Where in the data below does the word "header" appear? Copy each line that holds it.

(RECORDS)

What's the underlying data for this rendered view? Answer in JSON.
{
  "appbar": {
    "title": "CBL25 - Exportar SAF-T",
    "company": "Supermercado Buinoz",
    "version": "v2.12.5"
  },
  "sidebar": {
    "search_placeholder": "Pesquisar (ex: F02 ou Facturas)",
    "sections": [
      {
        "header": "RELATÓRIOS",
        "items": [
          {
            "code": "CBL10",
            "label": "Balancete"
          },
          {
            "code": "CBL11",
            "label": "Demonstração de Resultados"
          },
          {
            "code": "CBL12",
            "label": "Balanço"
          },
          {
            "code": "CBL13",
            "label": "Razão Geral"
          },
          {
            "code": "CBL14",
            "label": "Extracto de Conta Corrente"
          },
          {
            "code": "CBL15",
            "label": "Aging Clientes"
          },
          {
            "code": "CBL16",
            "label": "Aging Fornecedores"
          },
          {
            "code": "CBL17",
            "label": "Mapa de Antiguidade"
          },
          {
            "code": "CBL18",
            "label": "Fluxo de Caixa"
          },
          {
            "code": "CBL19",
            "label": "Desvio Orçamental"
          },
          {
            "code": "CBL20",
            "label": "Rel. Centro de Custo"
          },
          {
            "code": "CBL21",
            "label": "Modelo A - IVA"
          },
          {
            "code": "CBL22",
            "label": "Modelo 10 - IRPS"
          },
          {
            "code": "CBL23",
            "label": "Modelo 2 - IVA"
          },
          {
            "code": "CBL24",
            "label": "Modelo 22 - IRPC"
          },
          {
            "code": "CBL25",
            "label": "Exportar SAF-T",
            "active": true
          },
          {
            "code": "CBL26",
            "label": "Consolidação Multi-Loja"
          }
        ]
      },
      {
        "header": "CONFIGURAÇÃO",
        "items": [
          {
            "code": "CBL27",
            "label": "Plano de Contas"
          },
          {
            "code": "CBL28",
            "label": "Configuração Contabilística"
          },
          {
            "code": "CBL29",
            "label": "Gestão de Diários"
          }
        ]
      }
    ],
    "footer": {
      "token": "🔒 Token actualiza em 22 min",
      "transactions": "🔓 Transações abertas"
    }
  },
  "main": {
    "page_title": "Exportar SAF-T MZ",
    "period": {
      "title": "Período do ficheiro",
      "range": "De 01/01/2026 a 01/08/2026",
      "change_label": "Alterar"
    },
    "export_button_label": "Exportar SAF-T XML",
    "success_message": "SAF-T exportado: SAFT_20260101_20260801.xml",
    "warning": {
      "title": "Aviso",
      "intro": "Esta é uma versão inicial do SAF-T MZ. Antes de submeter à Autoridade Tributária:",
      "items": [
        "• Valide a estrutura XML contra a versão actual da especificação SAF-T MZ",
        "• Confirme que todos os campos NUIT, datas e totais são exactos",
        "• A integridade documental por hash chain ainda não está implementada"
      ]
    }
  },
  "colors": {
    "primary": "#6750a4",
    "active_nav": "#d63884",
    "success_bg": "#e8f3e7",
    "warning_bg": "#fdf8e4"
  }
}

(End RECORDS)

WRITTEN RESPONSE =
        "header": "RELATÓRIOS",
        "header": "CONFIGURAÇÃO",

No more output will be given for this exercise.